» **What is being asked**:
Every record must appear in the answer exactly as it stands.

» **Records for the exercise**:
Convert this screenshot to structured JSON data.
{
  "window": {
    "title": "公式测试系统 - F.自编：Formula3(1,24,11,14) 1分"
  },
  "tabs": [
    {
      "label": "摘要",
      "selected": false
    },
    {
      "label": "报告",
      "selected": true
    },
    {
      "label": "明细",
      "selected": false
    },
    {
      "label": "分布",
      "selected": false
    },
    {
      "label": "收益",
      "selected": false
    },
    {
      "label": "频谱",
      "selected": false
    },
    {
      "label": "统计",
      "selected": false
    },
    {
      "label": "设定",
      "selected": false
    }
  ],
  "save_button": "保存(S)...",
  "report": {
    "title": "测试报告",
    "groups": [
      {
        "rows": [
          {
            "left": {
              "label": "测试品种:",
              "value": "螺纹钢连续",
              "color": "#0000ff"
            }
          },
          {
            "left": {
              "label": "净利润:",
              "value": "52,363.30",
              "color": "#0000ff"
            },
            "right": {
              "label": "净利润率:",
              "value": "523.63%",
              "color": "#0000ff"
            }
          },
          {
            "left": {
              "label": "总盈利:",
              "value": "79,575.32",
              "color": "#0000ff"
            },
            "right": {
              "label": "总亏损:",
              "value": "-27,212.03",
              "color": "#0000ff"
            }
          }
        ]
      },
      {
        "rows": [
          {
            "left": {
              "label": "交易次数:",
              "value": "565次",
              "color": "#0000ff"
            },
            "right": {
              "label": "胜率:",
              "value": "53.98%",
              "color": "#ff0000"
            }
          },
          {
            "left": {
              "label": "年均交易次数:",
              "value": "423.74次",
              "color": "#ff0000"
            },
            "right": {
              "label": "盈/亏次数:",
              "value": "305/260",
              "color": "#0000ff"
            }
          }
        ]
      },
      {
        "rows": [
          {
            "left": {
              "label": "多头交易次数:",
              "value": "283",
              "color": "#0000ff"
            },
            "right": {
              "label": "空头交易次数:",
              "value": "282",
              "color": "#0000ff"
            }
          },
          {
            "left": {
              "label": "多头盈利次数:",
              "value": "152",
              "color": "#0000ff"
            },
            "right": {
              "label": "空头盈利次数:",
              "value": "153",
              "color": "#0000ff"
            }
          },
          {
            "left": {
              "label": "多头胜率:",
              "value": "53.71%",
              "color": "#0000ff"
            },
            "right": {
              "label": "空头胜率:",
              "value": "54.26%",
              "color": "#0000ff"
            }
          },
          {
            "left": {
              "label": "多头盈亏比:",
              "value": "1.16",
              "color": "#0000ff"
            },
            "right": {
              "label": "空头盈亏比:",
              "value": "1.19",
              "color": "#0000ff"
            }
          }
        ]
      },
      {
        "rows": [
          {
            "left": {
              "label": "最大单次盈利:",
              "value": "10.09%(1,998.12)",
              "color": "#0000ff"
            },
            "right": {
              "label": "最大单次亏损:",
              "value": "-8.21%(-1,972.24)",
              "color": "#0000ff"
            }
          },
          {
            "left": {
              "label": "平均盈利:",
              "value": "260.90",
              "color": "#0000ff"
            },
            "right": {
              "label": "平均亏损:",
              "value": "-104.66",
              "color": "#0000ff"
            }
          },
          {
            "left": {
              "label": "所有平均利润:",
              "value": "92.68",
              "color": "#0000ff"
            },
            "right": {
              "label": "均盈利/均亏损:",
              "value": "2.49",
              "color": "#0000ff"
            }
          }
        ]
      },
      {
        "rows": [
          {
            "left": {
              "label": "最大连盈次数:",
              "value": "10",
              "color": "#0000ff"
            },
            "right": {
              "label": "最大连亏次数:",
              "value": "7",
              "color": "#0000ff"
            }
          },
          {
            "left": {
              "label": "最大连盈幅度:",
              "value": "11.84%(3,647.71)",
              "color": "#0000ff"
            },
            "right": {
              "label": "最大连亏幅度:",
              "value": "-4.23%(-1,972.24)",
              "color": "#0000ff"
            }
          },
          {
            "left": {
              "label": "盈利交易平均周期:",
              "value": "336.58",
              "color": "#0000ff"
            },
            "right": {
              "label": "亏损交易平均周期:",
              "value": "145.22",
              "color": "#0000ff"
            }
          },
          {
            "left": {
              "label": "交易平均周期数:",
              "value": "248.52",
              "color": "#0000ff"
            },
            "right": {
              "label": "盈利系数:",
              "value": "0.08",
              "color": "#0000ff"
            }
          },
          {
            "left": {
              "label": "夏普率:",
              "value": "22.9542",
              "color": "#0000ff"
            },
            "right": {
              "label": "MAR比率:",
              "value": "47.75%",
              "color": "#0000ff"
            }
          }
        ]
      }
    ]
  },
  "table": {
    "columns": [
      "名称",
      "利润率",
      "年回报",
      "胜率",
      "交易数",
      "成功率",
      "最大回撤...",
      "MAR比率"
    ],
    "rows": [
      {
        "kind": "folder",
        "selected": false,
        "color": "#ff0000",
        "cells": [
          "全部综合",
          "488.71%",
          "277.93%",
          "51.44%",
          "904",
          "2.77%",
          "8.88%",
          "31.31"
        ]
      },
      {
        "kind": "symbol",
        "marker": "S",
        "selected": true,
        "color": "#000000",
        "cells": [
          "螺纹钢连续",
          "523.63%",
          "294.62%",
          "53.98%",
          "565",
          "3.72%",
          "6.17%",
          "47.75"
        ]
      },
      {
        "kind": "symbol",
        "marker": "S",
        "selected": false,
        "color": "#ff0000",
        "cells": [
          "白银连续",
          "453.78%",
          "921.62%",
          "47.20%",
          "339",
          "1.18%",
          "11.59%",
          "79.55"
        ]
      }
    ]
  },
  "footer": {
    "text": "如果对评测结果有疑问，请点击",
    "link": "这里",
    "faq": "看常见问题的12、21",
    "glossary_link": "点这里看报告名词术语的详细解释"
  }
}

» **Reply to the task**:
Convert this screenshot to structured JSON data.
{
  "window": {
    "title": "公式测试系统 - F.自编：Formula3(1,24,11,14) 1分"
  },
  "tabs": [
    {
      "label": "摘要",
      "selected": false
    },
    {
      "label": "报告",
      "selected": true
    },
    {
      "label": "明细",
      "selected": false
    },
    {
      "label": "分布",
      "selected": false
    },
    {
      "label": "收益",
      "selected": false
    },
    {
      "label": "频谱",
      "selected": false
    },
    {
      "label": "统计",
      "selected": false
    },
    {
      "label": "设定",
      "selected": false
    }
  ],
  "save_button": "保存(S)...",
  "report": {
    "title": "测试报告",
    "groups": [
      {
        "rows": [
          {
            "left": {
              "label": "测试品种:",
              "value": "螺纹钢连续",
              "color": "#0000ff"
            }
          },
          {
            "left": {
              "label": "净利润:",
              "value": "52,363.30",
              "color": "#0000ff"
            },
            "right": {
              "label": "净利润率:",
              "value": "523.63%",
              "color": "#0000ff"
            }
          },
          {
            "left": {
              "label": "总盈利:",
              "value": "79,575.32",
              "color": "#0000ff"
            },
            "right": {
              "label": "总亏损:",
              "value": "-27,212.03",
              "color": "#0000ff"
            }
          }
        ]
      },
      {
        "rows": [
          {
            "left": {
              "label": "交易次数:",
              "value": "565次",
              "color": "#0000ff"
            },
            "right": {
              "label": "胜率:",
              "value": "53.98%",
              "color": "#ff0000"
            }
          },
          {
            "left": {
              "label": "年均交易次数:",
              "value": "423.74次",
              "color": "#ff0000"
            },
            "right": {
              "label": "盈/亏次数:",
              "value": "305/260",
              "color": "#0000ff"
            }
          }
        ]
      },
      {
        "rows": [
          {
            "left": {
              "label": "多头交易次数:",
              "value": "283",
              "color": "#0000ff"
            },
            "right": {
              "label": "空头交易次数:",
              "value": "282",
              "color": "#0000ff"
            }
          },
          {
            "left": {
              "label": "多头盈利次数:",
              "value": "152",
              "color": "#0000ff"
            },
            "right": {
              "label": "空头盈利次数:",
              "value": "153",
              "color": "#0000ff"
            }
          },
          {
            "left": {
              "label": "多头胜率:",
              "value": "53.71%",
              "color": "#0000ff"
            },
            "right": {
              "label": "空头胜率:",
              "value": "54.26%",
              "color": "#0000ff"
            }
          },
          {
            "left": {
              "label": "多头盈亏比:",
              "value": "1.16",
              "color": "#0000ff"
            },
            "right": {
              "label": "空头盈亏比:",
              "value": "1.19",
              "color": "#0000ff"
            }
          }
        ]
      },
      {
        "rows": [
          {
            "left": {
              "label": "最大单次盈利:",
              "value": "10.09%(1,998.12)",
              "color": "#0000ff"
            },
            "right": {
              "label": "最大单次亏损:",
              "value": "-8.21%(-1,972.24)",
              "color": "#0000ff"
            }
          },
          {
            "left": {
              "label": "平均盈利:",
              "value": "260.90",
              "color": "#0000ff"
            },
            "right": {
              "label": "平均亏损:",
              "value": "-104.66",
              "color": "#0000ff"
            }
          },
          {
            "left": {
              "label": "所有平均利润:",
              "value": "92.68",
              "color": "#0000ff"
            },
            "right": {
              "label": "均盈利/均亏损:",
              "value": "2.49",
              "color": "#0000ff"
            }
          }
        ]
      },
      {
        "rows": [
          {
            "left": {
              "label": "最大连盈次数:",
              "value": "10",
              "color": "#0000ff"
            },
            "right": {
              "label": "最大连亏次数:",
              "value": "7",
              "color": "#0000ff"
            }
          },
          {
            "left": {
              "label": "最大连盈幅度:",
              "value": "11.84%(3,647.71)",
              "color": "#0000ff"
            },
            "right": {
              "label": "最大连亏幅度:",
              "value": "-4.23%(-1,972.24)",
              "color": "#0000ff"
            }
          },
          {
            "left": {
              "label": "盈利交易平均周期:",
              "value": "336.58",
              "color": "#0000ff"
            },
            "right": {
              "label": "亏损交易平均周期:",
              "value": "145.22",
              "color": "#0000ff"
            }
          },
          {
            "left": {
              "label": "交易平均周期数:",
              "value": "248.52",
              "color": "#0000ff"
            },
            "right": {
              "label": "盈利系数:",
              "value": "0.08",
              "color": "#0000ff"
            }
          },
          {
            "left": {
              "label": "夏普率:",
              "value": "22.9542",
              "color": "#0000ff"
            },
            "right": {
              "label": "MAR比率:",
              "value": "47.75%",
              "color": "#0000ff"
            }
          }
        ]
      }
    ]
  },
  "table": {
    "columns": [
      "名称",
      "利润率",
      "年回报",
      "胜率",
      "交易数",
      "成功率",
      "最大回撤...",
      "MAR比率"
    ],
    "rows": [
      {
        "kind": "folder",
        "selected": false,
        "color": "#ff0000",
        "cells": [
          "全部综合",
          "488.71%",
          "277.93%",
          "51.44%",
          "904",
          "2.77%",
          "8.88%",
          "31.31"
        ]
      },
      {
        "kind": "symbol",
        "marker": "S",
        "selected": true,
        "color": "#000000",
        "cells": [
          "螺纹钢连续",
          "523.63%",
          "294.62%",
          "53.98%",
          "565",
          "3.72%",
          "6.17%",
          "47.75"
        ]
      },
      {
        "kind": "symbol",
        "marker": "S",
        "selected": false,
        "color": "#ff0000",
        "cells": [
          "白银连续",
          "453.78%",
          "921.62%",
          "47.20%",
          "339",
          "1.18%",
          "11.59%",
          "79.55"
        ]
      }
    ]
  },
  "footer": {
    "text": "如果对评测结果有疑问，请点击",
    "link": "这里",
    "faq": "看常见问题的12、21",
    "glossary_link": "点这里看报告名词术语的详细解释"
  }
}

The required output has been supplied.